As of right now, I think I'll come back to Netflix someday. But maybe I'll discover that I don't miss it much at all.Well, I was right ... about the second sentence. I don't miss Netflix, not one bit. Here's why: for the first time in my life, I'm experiencing the wonder that is the DVR.
When I moved, I intended to just move my internet service (through CenturyLink) with me. I hadn't paid for TV since I lived with a friend in Grand Island from 2005-2006, so I planned to move my antenna that picked up five stations (on a good day) with me, as well.
That all changed when I called CenturyLink to request a transfer of services and try to negotiate a better rate. I went through the appropriate menu options and waited. And waited. And waited. After 20 minutes without reaching a live person, I hung up and dialed CenturyLink's main competitor in my town: USA Communications. In less than a minute, I was speaking with a customer service rep, and I learned that, for approximately what I was paying for internet through CenturyLink, I could get internet, cable, and a DVR. These prices are the introductory 6-month prices, and the rep urged me to call back when those rates are close to expiring—she said they are nearly always running retention specials for their current customers. Sold!

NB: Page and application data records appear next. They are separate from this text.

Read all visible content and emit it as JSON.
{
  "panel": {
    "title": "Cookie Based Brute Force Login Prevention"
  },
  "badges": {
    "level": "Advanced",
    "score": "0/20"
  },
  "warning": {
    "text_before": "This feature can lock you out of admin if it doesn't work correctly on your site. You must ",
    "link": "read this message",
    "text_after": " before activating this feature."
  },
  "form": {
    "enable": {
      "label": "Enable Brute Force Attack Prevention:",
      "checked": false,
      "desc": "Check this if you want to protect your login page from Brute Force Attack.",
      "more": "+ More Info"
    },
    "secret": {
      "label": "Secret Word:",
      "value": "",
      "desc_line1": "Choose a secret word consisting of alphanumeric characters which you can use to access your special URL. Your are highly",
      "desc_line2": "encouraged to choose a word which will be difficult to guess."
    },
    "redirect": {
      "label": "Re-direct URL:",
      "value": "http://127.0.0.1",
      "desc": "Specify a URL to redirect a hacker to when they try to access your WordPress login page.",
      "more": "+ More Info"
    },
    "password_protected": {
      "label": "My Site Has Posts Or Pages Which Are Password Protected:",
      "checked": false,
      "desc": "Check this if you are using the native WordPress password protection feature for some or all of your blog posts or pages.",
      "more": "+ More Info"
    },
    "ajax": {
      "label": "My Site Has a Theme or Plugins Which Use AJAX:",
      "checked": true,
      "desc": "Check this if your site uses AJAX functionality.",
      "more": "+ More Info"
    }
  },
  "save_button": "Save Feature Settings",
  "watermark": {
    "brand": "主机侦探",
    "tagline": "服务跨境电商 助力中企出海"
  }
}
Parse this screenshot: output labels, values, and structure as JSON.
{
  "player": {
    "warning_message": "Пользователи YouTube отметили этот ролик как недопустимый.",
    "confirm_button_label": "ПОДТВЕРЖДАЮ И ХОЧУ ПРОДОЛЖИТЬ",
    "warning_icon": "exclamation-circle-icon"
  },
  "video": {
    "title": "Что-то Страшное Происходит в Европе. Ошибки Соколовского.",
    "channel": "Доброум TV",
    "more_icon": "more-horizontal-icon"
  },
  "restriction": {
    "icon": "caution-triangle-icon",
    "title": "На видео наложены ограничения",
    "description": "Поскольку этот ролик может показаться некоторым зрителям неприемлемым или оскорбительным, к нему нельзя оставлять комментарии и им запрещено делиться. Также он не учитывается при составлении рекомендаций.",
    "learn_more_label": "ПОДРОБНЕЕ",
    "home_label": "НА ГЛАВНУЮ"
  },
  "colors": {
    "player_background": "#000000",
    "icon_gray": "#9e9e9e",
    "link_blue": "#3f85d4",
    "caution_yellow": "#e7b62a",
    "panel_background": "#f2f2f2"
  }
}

When I called CenturyLink to cancel—thus pushing different automated menu options—I was on the line with a customer service rep in less than two minutes. So apparently you're much more important to the company if you're wanting to leave than if you're calling for any other reason. I get it, but it's still frustrating.
My introduction to the wonderful DVR commenced the next week, and I quickly fell in love.
What I love most about the DVR is it allows me to watch TV on my schedule. (Yes, the VCR I had hooked up to my parents' cable TV did this too, but the DVR is simpler and doesn't require tapes.) Rarely do I stay up late watching something—I can always record it! And if I have two shows on during the same timeslot? I can either record one and watch the other live, or I can record both and watch them later. This saved me last Tuesday, when NCIS (a show you know I'm obsessed with!) and Marvel's Agents of S.H.I.E.L.D. premiered at the same time, and I had a meeting at work. With the VCR, I would have had to choose the more important of the two (and NCIS would have won with no question), but thanks to the DVR, I could watch both!
Side note: The NCIS premiere was as great as I'd hoped it would be, and I can't wait for part two of Ziva's goodbye tomorrow night. S.H.I.E.L.D. was okay—I enjoyed the witty Whedon-esque dialog, but the plot didn't enthrall me. I still have it set as a series recording on my DVR, but I'm not sure if I'll keep watching.
The DVR is not essential—neither is cable, for that matter—but I'm certainly enjoying it! I realize that I've done this backwards—most people dump cable in favor of Netflix, not the other way around. But I didn't really dump Netflix for cable—the cable was just a happy, unexpected development. Seriously, though, with all of my expanded basic cable, DVR'd Hallmark and Lifetime movies, and Amazon Prime offerings, who has time to miss Netflix?